▶ PROBLEM STATEMENT: Restate every record word for word, without the pictures.

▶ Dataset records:
________

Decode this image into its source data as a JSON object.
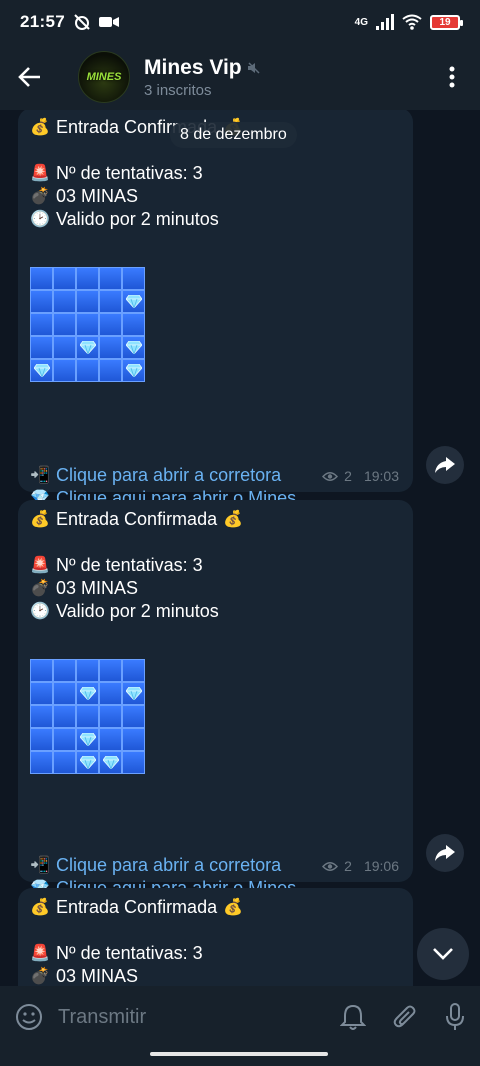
{
  "status": {
    "time": "21:57",
    "network": "4G",
    "battery": "19"
  },
  "header": {
    "title": "Mines Vip",
    "subtitle": "3 inscritos",
    "avatar_text": "MINES"
  },
  "date_pill": "8 de dezembro",
  "messages": [
    {
      "title": "Entrada Confirmada",
      "attempts": "Nº de tentativas: 3",
      "mines": "03 MINAS",
      "valid": "Valido por 2 minutos",
      "link1": "Clique para abrir a corretora",
      "link2": "Clique aqui para abrir o Mines",
      "views": "2",
      "time": "19:03",
      "grid": [
        [
          0,
          0,
          0,
          0,
          0
        ],
        [
          0,
          0,
          0,
          0,
          1
        ],
        [
          0,
          0,
          0,
          0,
          0
        ],
        [
          0,
          0,
          1,
          0,
          1
        ],
        [
          1,
          0,
          0,
          0,
          1
        ]
      ]
    },
    {
      "title": "Entrada Confirmada",
      "attempts": "Nº de tentativas: 3",
      "mines": "03 MINAS",
      "valid": "Valido por 2 minutos",
      "link1": "Clique para abrir a corretora",
      "link2": "Clique aqui para abrir o Mines",
      "views": "2",
      "time": "19:06",
      "grid": [
        [
          0,
          0,
          0,
          0,
          0
        ],
        [
          0,
          0,
          1,
          0,
          1
        ],
        [
          0,
          0,
          0,
          0,
          0
        ],
        [
          0,
          0,
          1,
          0,
          0
        ],
        [
          0,
          0,
          1,
          1,
          0
        ]
      ]
    },
    {
      "title": "Entrada Confirmada",
      "attempts": "Nº de tentativas: 3",
      "mines": "03 MINAS"
    }
  ],
  "input": {
    "placeholder": "Transmitir"
  },
  "icons": {
    "back": "arrow-left-icon",
    "menu": "more-vertical-icon",
    "muted": "muted-speaker-icon",
    "money": "money-bag-icon",
    "siren": "siren-icon",
    "bomb": "bomb-icon",
    "clock": "clock-icon",
    "phone": "mobile-arrow-icon",
    "diamond": "diamond-icon",
    "eye": "eye-icon",
    "share": "share-icon",
    "down": "chevron-down-icon",
    "emoji": "emoji-icon",
    "bell": "bell-icon",
    "attach": "paperclip-icon",
    "mic": "microphone-icon"
  },
  "colors": {
    "background": "#0e1621",
    "bar": "#17212b",
    "bubble": "#182533",
    "link": "#6ab2f2",
    "tile": "#2f6df0"
  }
}
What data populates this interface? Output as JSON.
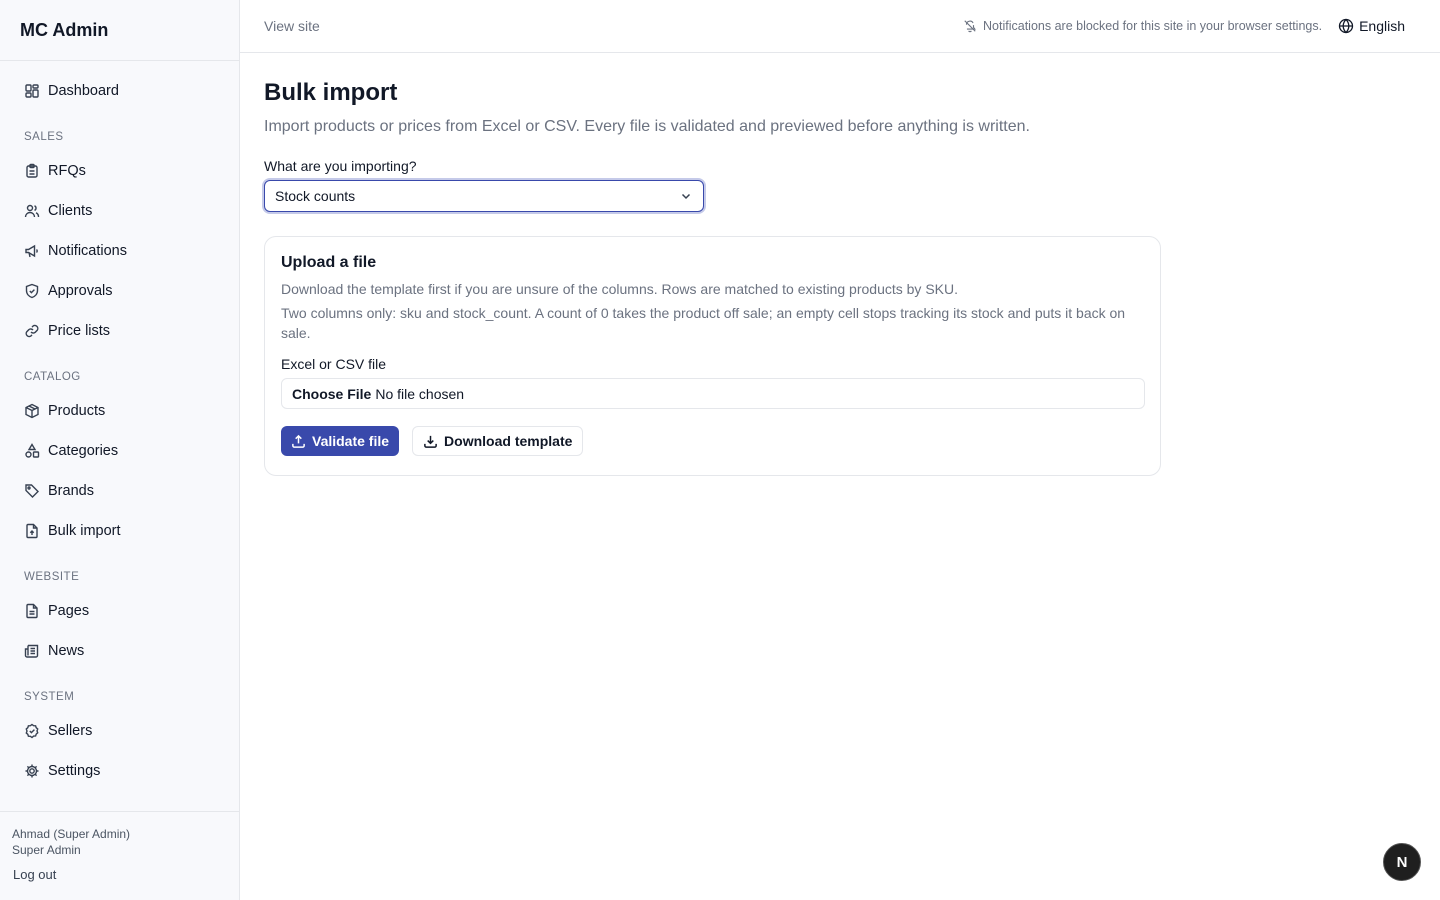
{
  "app": {
    "title": "MC Admin"
  },
  "sidebar": {
    "dashboard": {
      "label": "Dashboard",
      "icon": "dashboard-icon"
    },
    "sections": [
      {
        "label": "SALES",
        "items": [
          {
            "label": "RFQs",
            "icon": "clipboard-icon"
          },
          {
            "label": "Clients",
            "icon": "users-icon"
          },
          {
            "label": "Notifications",
            "icon": "megaphone-icon"
          },
          {
            "label": "Approvals",
            "icon": "shield-check-icon"
          },
          {
            "label": "Price lists",
            "icon": "link-icon"
          }
        ]
      },
      {
        "label": "CATALOG",
        "items": [
          {
            "label": "Products",
            "icon": "package-icon"
          },
          {
            "label": "Categories",
            "icon": "shapes-icon"
          },
          {
            "label": "Brands",
            "icon": "tag-icon"
          },
          {
            "label": "Bulk import",
            "icon": "file-upload-icon"
          }
        ]
      },
      {
        "label": "WEBSITE",
        "items": [
          {
            "label": "Pages",
            "icon": "file-text-icon"
          },
          {
            "label": "News",
            "icon": "newspaper-icon"
          }
        ]
      },
      {
        "label": "SYSTEM",
        "items": [
          {
            "label": "Sellers",
            "icon": "badge-check-icon"
          },
          {
            "label": "Settings",
            "icon": "gear-icon"
          }
        ]
      }
    ],
    "footer": {
      "user_name": "Ahmad (Super Admin)",
      "user_role": "Super Admin",
      "logout_label": "Log out"
    }
  },
  "topbar": {
    "view_site": "View site",
    "notification_notice": "Notifications are blocked for this site in your browser settings.",
    "language": "English"
  },
  "main": {
    "title": "Bulk import",
    "subtitle": "Import products or prices from Excel or CSV. Every file is validated and previewed before anything is written.",
    "import_type_label": "What are you importing?",
    "import_type_value": "Stock counts",
    "card": {
      "title": "Upload a file",
      "description": "Download the template first if you are unsure of the columns. Rows are matched to existing products by SKU.",
      "note": "Two columns only: sku and stock_count. A count of 0 takes the product off sale; an empty cell stops tracking its stock and puts it back on sale.",
      "file_label": "Excel or CSV file",
      "file_button": "Choose File",
      "file_status": "No file chosen",
      "validate_label": "Validate file",
      "download_label": "Download template"
    }
  },
  "badge": {
    "letter": "N"
  },
  "colors": {
    "accent": "#3949ab",
    "sidebar_bg": "#f8f9fc",
    "border": "#e5e7eb"
  }
}
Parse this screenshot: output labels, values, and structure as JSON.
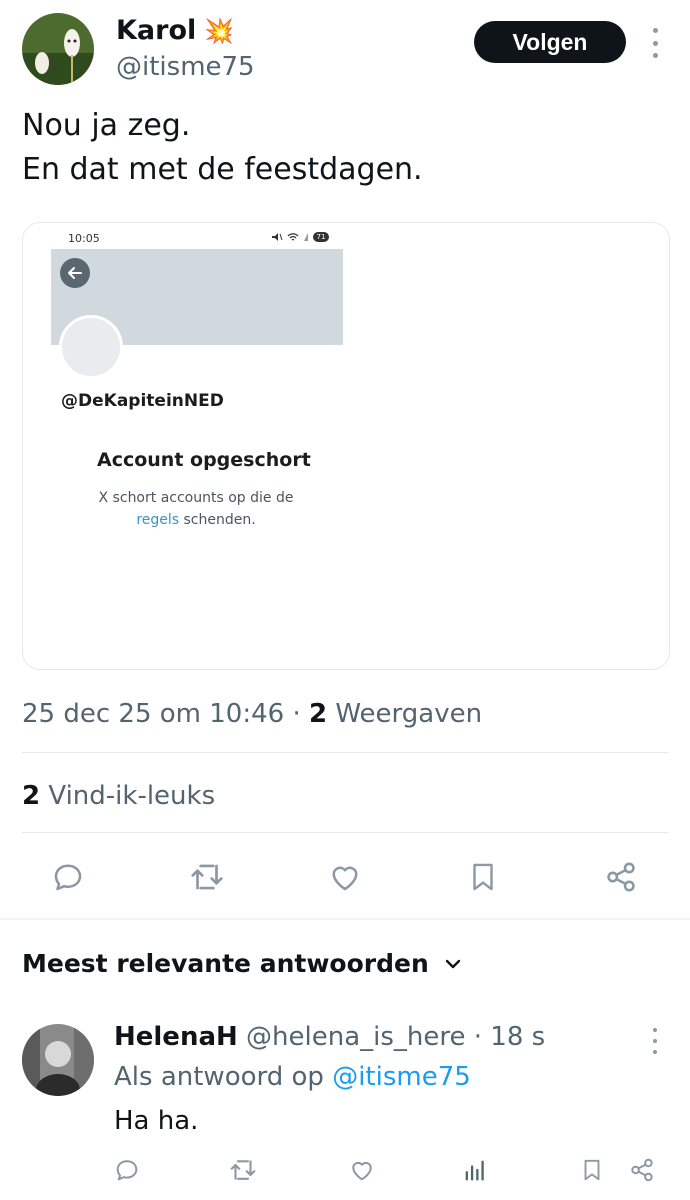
{
  "author": {
    "display_name": "Karol",
    "name_emoji": "💥",
    "handle": "@itisme75",
    "follow_label": "Volgen"
  },
  "tweet": {
    "lines": [
      "Nou ja zeg.",
      "En dat met de feestdagen."
    ]
  },
  "media": {
    "phone_time": "10:05",
    "battery": "71",
    "profile_handle": "@DeKapiteinNED",
    "title": "Account opgeschort",
    "desc_line1": "X schort accounts op die de",
    "desc_link": "regels",
    "desc_rest": " schenden."
  },
  "meta": {
    "timestamp": "25 dec 25 om 10:46",
    "separator": " · ",
    "views_count": "2",
    "views_label": " Weergaven",
    "likes_count": "2",
    "likes_label": " Vind-ik-leuks"
  },
  "actions": [
    "reply-icon",
    "retweet-icon",
    "like-icon",
    "bookmark-icon",
    "share-icon"
  ],
  "replies": {
    "header": "Meest relevante antwoorden",
    "items": [
      {
        "name": "HelenaH",
        "handle": "@helena_is_here",
        "time": " · 18 s",
        "reply_prefix": "Als antwoord op ",
        "reply_mention": "@itisme75",
        "text": "Ha ha."
      }
    ]
  },
  "colors": {
    "text": "#0f1419",
    "secondary": "#536471",
    "link": "#1d9bf0",
    "icon": "#8b98a5"
  }
}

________

▶ ANSWER AREA:
Decode this image into its source data as a JSON object.
{
  "status": {
    "time": "21:57",
    "network": "4G",
    "battery": "19"
  },
  "header": {
    "title": "Mines Vip",
    "subtitle": "3 inscritos",
    "avatar_text": "MINES"
  },
  "date_pill": "8 de dezembro",
  "messages": [
    {
      "title": "Entrada Confirmada",
      "attempts": "Nº de tentativas: 3",
      "mines": "03 MINAS",
      "valid": "Valido por 2 minutos",
      "link1": "Clique para abrir a corretora",
      "link2": "Clique aqui para abrir o Mines",
      "views": "2",
      "time": "19:03",
      "grid": [
        [
          0,
          0,
          0,
          0,
          0
        ],
        [
          0,
          0,
          0,
          0,
          1
        ],
        [
          0,
          0,
          0,
          0,
          0
        ],
        [
          0,
          0,
          1,
          0,
          1
        ],
        [
          1,
          0,
          0,
          0,
          1
        ]
      ]
    },
    {
      "title": "Entrada Confirmada",
      "attempts": "Nº de tentativas: 3",
      "mines": "03 MINAS",
      "valid": "Valido por 2 minutos",
      "link1": "Clique para abrir a corretora",
      "link2": "Clique aqui para abrir o Mines",
      "views": "2",
      "time": "19:06",
      "grid": [
        [
          0,
          0,
          0,
          0,
          0
        ],
        [
          0,
          0,
          1,
          0,
          1
        ],
        [
          0,
          0,
          0,
          0,
          0
        ],
        [
          0,
          0,
          1,
          0,
          0
        ],
        [
          0,
          0,
          1,
          1,
          0
        ]
      ]
    },
    {
      "title": "Entrada Confirmada",
      "attempts": "Nº de tentativas: 3",
      "mines": "03 MINAS"
    }
  ],
  "input": {
    "placeholder": "Transmitir"
  },
  "icons": {
    "back": "arrow-left-icon",
    "menu": "more-vertical-icon",
    "muted": "muted-speaker-icon",
    "money": "money-bag-icon",
    "siren": "siren-icon",
    "bomb": "bomb-icon",
    "clock": "clock-icon",
    "phone": "mobile-arrow-icon",
    "diamond": "diamond-icon",
    "eye": "eye-icon",
    "share": "share-icon",
    "down": "chevron-down-icon",
    "emoji": "emoji-icon",
    "bell": "bell-icon",
    "attach": "paperclip-icon",
    "mic": "microphone-icon"
  },
  "colors": {
    "background": "#0e1621",
    "bar": "#17212b",
    "bubble": "#182533",
    "link": "#6ab2f2",
    "tile": "#2f6df0"
  }
}
What data populates this interface? Output as JSON.
{
  "app": {
    "title": "MC Admin"
  },
  "sidebar": {
    "dashboard": {
      "label": "Dashboard",
      "icon": "dashboard-icon"
    },
    "sections": [
      {
        "label": "SALES",
        "items": [
          {
            "label": "RFQs",
            "icon": "clipboard-icon"
          },
          {
            "label": "Clients",
            "icon": "users-icon"
          },
          {
            "label": "Notifications",
            "icon": "megaphone-icon"
          },
          {
            "label": "Approvals",
            "icon": "shield-check-icon"
          },
          {
            "label": "Price lists",
            "icon": "link-icon"
          }
        ]
      },
      {
        "label": "CATALOG",
        "items": [
          {
            "label": "Products",
            "icon": "package-icon"
          },
          {
            "label": "Categories",
            "icon": "shapes-icon"
          },
          {
            "label": "Brands",
            "icon": "tag-icon"
          },
          {
            "label": "Bulk import",
            "icon": "file-upload-icon"
          }
        ]
      },
      {
        "label": "WEBSITE",
        "items": [
          {
            "label": "Pages",
            "icon": "file-text-icon"
          },
          {
            "label": "News",
            "icon": "newspaper-icon"
          }
        ]
      },
      {
        "label": "SYSTEM",
        "items": [
          {
            "label": "Sellers",
            "icon": "badge-check-icon"
          },
          {
            "label": "Settings",
            "icon": "gear-icon"
          }
        ]
      }
    ],
    "footer": {
      "user_name": "Ahmad (Super Admin)",
      "user_role": "Super Admin",
      "logout_label": "Log out"
    }
  },
  "topbar": {
    "view_site": "View site",
    "notification_notice": "Notifications are blocked for this site in your browser settings.",
    "language": "English"
  },
  "main": {
    "title": "Bulk import",
    "subtitle": "Import products or prices from Excel or CSV. Every file is validated and previewed before anything is written.",
    "import_type_label": "What are you importing?",
    "import_type_value": "Stock counts",
    "card": {
      "title": "Upload a file",
      "description": "Download the template first if you are unsure of the columns. Rows are matched to existing products by SKU.",
      "note": "Two columns only: sku and stock_count. A count of 0 takes the product off sale; an empty cell stops tracking its stock and puts it back on sale.",
      "file_label": "Excel or CSV file",
      "file_button": "Choose File",
      "file_status": "No file chosen",
      "validate_label": "Validate file",
      "download_label": "Download template"
    }
  },
  "badge": {
    "letter": "N"
  },
  "colors": {
    "accent": "#3949ab",
    "sidebar_bg": "#f8f9fc",
    "border": "#e5e7eb"
  }
}
Parse this screenshot: output labels, values, and structure as JSON.
{
  "author": {
    "display_name": "Karol",
    "name_emoji": "💥",
    "handle": "@itisme75",
    "follow_label": "Volgen"
  },
  "tweet": {
    "lines": [
      "Nou ja zeg.",
      "En dat met de feestdagen."
    ]
  },
  "media": {
    "phone_time": "10:05",
    "battery": "71",
    "profile_handle": "@DeKapiteinNED",
    "title": "Account opgeschort",
    "desc_line1": "X schort accounts op die de",
    "desc_link": "regels",
    "desc_rest": " schenden."
  },
  "meta": {
    "timestamp": "25 dec 25 om 10:46",
    "separator": " · ",
    "views_count": "2",
    "views_label": " Weergaven",
    "likes_count": "2",
    "likes_label": " Vind-ik-leuks"
  },
  "actions": [
    "reply-icon",
    "retweet-icon",
    "like-icon",
    "bookmark-icon",
    "share-icon"
  ],
  "replies": {
    "header": "Meest relevante antwoorden",
    "items": [
      {
        "name": "HelenaH",
        "handle": "@helena_is_here",
        "time": " · 18 s",
        "reply_prefix": "Als antwoord op ",
        "reply_mention": "@itisme75",
        "text": "Ha ha."
      }
    ]
  },
  "colors": {
    "text": "#0f1419",
    "secondary": "#536471",
    "link": "#1d9bf0",
    "icon": "#8b98a5"
  }
}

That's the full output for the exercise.